In addition to this, extra fat on the chest has a compressing effect on the chest, and excess internal abdominal fat pushes the diaphragm up, both of which factors interfere with the body’s ability to inhale deeply. Weight loss — even as little as 5 percent of a person’s body weight — will decrease these fat deposits so that a person with OSA has less interference when breathing.

Other OSA-related Risks Decreased by Losing Weight

Not only does weight loss help to alleviate sleep apnea symptoms, it can also drastically decrease the risk of other serious conditions exacerbated by OSA, such as:

  • High blood pressure
  • Heart disease
  • Stroke
  • Diabetes (type 2)

Sleep Loss and Hunger Hormones: Breaking the Vicious Cycle

It’s a cruel truth that sleep apnea and weight gain are linked in a vicious cycle, making it even more difficult for a person who has OSA to lose weight. This is because the hormones ghrelin and leptin, often called “hunger hormones,” are triggered by sleep deprivation, a common byproduct of sleep apnea. Loss of sleep or low-quality sleep releases these hormones, which makes a person hungry (often craving carbohydrates as well as sugary and fatty foods). The more a person eats, of course, the more weight they gain, and the sleep apnea remains or gets worse over time.

So, how do you break this seemingly endless cycle? Here are some simple yet effective tips to help you get started:

  • Fill up on vegetables — make them three-quarters of every meal
  • Stop eating three hours before bed
  • Drink plenty of water, especially after meals
  • Start exercising slowly — even a 15-minute walk around the block
  • Talk to our sleep experts about OSA treatment for longer and better-quality sleep

Combine Weight Loss with Oral Appliance Therapy

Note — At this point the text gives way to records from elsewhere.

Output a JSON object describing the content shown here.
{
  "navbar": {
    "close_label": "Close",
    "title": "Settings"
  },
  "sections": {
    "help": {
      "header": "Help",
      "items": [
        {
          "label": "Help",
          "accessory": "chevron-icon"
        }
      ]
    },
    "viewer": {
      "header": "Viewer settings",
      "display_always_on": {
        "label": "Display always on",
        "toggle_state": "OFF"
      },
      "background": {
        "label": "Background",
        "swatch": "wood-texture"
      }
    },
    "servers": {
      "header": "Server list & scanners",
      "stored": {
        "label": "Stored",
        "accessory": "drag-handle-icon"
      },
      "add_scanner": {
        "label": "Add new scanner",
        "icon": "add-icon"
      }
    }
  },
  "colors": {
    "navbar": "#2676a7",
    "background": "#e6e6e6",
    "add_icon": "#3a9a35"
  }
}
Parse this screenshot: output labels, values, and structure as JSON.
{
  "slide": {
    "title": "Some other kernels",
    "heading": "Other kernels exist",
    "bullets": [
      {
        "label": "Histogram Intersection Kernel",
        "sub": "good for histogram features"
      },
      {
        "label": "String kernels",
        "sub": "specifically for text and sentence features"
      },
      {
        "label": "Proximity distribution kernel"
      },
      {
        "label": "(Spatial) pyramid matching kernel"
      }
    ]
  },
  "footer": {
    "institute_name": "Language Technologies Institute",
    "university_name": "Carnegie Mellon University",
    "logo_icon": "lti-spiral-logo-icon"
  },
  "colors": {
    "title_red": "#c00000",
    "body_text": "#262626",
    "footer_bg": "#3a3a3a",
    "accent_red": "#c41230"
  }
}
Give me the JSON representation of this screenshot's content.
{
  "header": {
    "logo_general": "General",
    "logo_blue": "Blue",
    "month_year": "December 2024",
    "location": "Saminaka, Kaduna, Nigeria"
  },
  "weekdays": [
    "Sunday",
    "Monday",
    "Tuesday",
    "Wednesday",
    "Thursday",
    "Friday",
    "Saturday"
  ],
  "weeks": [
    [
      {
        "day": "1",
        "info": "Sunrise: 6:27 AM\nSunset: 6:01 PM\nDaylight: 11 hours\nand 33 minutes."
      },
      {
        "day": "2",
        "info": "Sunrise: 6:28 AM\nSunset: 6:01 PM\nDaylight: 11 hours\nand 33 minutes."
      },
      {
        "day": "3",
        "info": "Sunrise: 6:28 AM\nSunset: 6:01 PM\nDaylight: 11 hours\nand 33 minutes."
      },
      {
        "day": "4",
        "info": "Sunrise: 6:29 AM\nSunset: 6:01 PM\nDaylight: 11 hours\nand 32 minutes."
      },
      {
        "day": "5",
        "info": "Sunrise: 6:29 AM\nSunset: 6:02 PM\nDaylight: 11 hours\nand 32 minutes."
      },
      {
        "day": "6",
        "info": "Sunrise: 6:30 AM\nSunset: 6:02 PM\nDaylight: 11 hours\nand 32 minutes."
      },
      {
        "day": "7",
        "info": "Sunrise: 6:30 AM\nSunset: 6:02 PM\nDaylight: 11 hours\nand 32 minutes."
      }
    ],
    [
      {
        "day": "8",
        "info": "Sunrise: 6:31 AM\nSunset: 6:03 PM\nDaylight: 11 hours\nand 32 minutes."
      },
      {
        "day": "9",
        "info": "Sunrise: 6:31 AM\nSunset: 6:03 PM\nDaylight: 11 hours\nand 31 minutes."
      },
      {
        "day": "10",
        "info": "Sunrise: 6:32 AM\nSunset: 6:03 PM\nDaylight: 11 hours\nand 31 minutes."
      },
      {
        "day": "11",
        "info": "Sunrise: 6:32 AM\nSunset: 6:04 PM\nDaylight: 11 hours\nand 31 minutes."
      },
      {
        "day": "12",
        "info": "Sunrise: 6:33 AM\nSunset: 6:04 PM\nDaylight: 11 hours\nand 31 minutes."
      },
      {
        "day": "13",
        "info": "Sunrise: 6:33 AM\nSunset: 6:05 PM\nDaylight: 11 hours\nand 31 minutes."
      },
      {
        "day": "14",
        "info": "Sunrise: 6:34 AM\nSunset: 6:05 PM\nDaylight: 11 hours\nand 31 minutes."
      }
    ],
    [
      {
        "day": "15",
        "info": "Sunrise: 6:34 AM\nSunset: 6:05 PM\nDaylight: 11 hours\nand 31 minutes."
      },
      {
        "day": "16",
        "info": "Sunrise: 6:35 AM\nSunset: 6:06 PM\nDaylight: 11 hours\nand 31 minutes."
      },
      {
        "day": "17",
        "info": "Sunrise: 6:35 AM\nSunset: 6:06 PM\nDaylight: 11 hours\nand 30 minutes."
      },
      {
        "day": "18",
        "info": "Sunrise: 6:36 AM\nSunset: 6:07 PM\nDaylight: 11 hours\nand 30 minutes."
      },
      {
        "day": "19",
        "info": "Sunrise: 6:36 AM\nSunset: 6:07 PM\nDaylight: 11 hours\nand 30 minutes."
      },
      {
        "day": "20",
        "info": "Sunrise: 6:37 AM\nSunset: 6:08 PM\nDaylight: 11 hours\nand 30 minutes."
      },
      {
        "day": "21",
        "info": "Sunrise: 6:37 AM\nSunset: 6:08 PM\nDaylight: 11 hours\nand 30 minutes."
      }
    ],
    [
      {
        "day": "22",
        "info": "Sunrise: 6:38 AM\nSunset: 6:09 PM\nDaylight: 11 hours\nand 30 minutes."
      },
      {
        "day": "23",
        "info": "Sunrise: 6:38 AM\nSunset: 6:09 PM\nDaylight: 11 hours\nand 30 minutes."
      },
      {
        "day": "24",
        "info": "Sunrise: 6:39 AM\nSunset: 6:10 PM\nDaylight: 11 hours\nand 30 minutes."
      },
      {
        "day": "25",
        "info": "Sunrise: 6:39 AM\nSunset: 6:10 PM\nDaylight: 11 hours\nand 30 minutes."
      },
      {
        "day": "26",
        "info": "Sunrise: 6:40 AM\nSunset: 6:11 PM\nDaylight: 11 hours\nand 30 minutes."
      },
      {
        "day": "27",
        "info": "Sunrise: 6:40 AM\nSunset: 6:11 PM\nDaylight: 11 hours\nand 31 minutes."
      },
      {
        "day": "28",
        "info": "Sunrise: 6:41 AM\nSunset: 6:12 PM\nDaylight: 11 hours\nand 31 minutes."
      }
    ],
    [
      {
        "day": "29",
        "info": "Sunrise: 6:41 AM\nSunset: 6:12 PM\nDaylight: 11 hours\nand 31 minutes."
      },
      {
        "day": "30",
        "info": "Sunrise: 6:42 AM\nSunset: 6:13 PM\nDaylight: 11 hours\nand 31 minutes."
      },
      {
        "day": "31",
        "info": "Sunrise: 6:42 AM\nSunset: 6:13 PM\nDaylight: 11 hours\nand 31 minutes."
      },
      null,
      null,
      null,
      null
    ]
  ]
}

Are you tired of being overweight and always groggy because you can’t sleep through a full night without gasping for air? A good weight loss plan combined with oral appliance therapy will help you to get a better night’s rest every night, so that you can work, go to school, and just function in your everyday life! To learn more about the oral appliance therapy offered at New Jersey Sleep Apnea Solutions, contact us today by calling (855) WHY-SNORE or (855) 949-7667.